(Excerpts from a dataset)
____________________
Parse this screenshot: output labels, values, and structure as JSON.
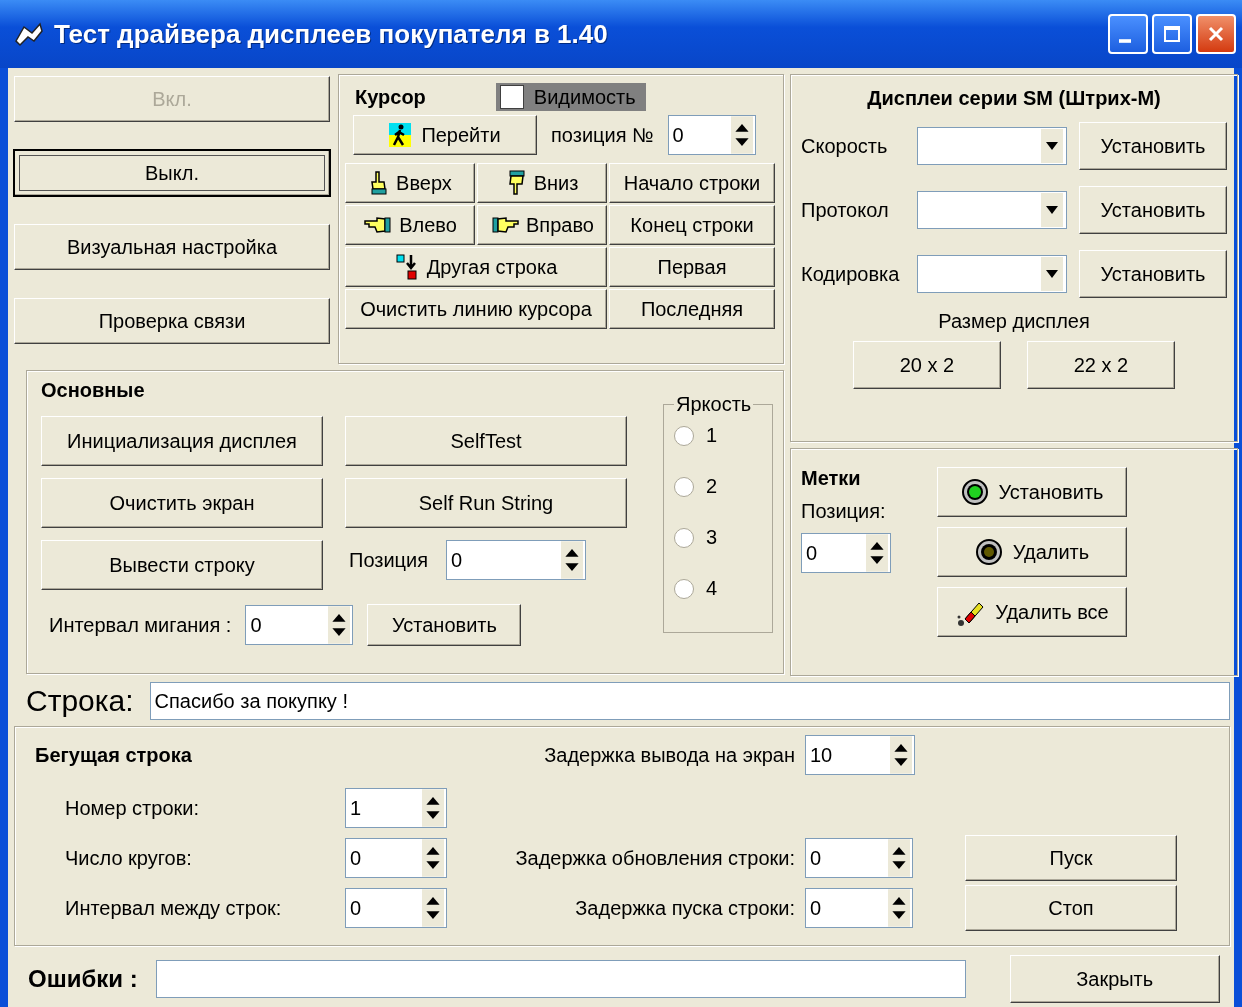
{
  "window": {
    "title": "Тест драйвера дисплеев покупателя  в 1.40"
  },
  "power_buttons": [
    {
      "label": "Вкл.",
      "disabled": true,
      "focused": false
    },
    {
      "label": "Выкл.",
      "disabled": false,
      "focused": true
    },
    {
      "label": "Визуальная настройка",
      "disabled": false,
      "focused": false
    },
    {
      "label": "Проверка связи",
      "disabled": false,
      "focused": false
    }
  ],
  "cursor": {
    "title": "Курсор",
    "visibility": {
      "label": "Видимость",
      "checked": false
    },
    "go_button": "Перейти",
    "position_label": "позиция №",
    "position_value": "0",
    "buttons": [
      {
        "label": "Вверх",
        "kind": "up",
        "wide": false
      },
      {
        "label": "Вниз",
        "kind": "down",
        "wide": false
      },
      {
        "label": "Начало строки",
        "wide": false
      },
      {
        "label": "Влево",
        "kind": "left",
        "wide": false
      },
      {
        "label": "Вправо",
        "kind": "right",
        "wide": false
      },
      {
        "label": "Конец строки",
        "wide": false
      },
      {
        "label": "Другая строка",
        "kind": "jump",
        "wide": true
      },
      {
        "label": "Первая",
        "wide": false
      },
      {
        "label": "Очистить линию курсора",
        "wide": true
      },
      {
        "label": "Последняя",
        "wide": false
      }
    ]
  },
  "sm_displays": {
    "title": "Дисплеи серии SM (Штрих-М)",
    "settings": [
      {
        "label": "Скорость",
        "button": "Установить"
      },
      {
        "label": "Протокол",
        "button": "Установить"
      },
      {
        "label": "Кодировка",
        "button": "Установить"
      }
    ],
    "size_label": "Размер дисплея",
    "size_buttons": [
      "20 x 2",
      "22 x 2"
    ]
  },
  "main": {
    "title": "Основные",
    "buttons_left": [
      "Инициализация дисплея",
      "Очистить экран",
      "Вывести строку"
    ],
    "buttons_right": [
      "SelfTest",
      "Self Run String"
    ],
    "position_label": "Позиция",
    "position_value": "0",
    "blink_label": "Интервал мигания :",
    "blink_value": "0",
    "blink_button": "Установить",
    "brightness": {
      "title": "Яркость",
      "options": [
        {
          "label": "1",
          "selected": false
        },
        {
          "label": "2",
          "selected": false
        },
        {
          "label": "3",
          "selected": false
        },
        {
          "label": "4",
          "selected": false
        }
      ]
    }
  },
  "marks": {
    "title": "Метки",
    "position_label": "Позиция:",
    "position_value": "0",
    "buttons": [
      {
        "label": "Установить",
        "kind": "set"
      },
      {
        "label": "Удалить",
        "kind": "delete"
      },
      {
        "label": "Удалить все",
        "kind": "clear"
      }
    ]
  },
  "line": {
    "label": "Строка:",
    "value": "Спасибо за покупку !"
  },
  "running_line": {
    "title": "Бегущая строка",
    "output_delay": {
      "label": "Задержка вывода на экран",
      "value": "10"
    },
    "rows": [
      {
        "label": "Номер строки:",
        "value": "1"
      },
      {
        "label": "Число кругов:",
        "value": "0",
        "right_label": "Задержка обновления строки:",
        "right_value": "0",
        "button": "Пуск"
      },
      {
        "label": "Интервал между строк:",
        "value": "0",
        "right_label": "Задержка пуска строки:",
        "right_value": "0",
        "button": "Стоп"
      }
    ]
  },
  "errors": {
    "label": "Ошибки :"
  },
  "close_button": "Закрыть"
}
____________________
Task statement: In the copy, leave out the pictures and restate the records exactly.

Response for this exercise:
Parse this screenshot: output labels, values, and structure as JSON.
{
  "window": {
    "title": "Тест драйвера дисплеев покупателя  в 1.40"
  },
  "power_buttons": [
    {
      "label": "Вкл.",
      "disabled": true,
      "focused": false
    },
    {
      "label": "Выкл.",
      "disabled": false,
      "focused": true
    },
    {
      "label": "Визуальная настройка",
      "disabled": false,
      "focused": false
    },
    {
      "label": "Проверка связи",
      "disabled": false,
      "focused": false
    }
  ],
  "cursor": {
    "title": "Курсор",
    "visibility": {
      "label": "Видимость",
      "checked": false
    },
    "go_button": "Перейти",
    "position_label": "позиция №",
    "position_value": "0",
    "buttons": [
      {
        "label": "Вверх",
        "kind": "up",
        "wide": false
      },
      {
        "label": "Вниз",
        "kind": "down",
        "wide": false
      },
      {
        "label": "Начало строки",
        "wide": false
      },
      {
        "label": "Влево",
        "kind": "left",
        "wide": false
      },
      {
        "label": "Вправо",
        "kind": "right",
        "wide": false
      },
      {
        "label": "Конец строки",
        "wide": false
      },
      {
        "label": "Другая строка",
        "kind": "jump",
        "wide": true
      },
      {
        "label": "Первая",
        "wide": false
      },
      {
        "label": "Очистить линию курсора",
        "wide": true
      },
      {
        "label": "Последняя",
        "wide": false
      }
    ]
  },
  "sm_displays": {
    "title": "Дисплеи серии SM (Штрих-М)",
    "settings": [
      {
        "label": "Скорость",
        "button": "Установить"
      },
      {
        "label": "Протокол",
        "button": "Установить"
      },
      {
        "label": "Кодировка",
        "button": "Установить"
      }
    ],
    "size_label": "Размер дисплея",
    "size_buttons": [
      "20 x 2",
      "22 x 2"
    ]
  },
  "main": {
    "title": "Основные",
    "buttons_left": [
      "Инициализация дисплея",
      "Очистить экран",
      "Вывести строку"
    ],
    "buttons_right": [
      "SelfTest",
      "Self Run String"
    ],
    "position_label": "Позиция",
    "position_value": "0",
    "blink_label": "Интервал мигания :",
    "blink_value": "0",
    "blink_button": "Установить",
    "brightness": {
      "title": "Яркость",
      "options": [
        {
          "label": "1",
          "selected": false
        },
        {
          "label": "2",
          "selected": false
        },
        {
          "label": "3",
          "selected": false
        },
        {
          "label": "4",
          "selected": false
        }
      ]
    }
  },
  "marks": {
    "title": "Метки",
    "position_label": "Позиция:",
    "position_value": "0",
    "buttons": [
      {
        "label": "Установить",
        "kind": "set"
      },
      {
        "label": "Удалить",
        "kind": "delete"
      },
      {
        "label": "Удалить все",
        "kind": "clear"
      }
    ]
  },
  "line": {
    "label": "Строка:",
    "value": "Спасибо за покупку !"
  },
  "running_line": {
    "title": "Бегущая строка",
    "output_delay": {
      "label": "Задержка вывода на экран",
      "value": "10"
    },
    "rows": [
      {
        "label": "Номер строки:",
        "value": "1"
      },
      {
        "label": "Число кругов:",
        "value": "0",
        "right_label": "Задержка обновления строки:",
        "right_value": "0",
        "button": "Пуск"
      },
      {
        "label": "Интервал между строк:",
        "value": "0",
        "right_label": "Задержка пуска строки:",
        "right_value": "0",
        "button": "Стоп"
      }
    ]
  },
  "errors": {
    "label": "Ошибки :"
  },
  "close_button": "Закрыть"
}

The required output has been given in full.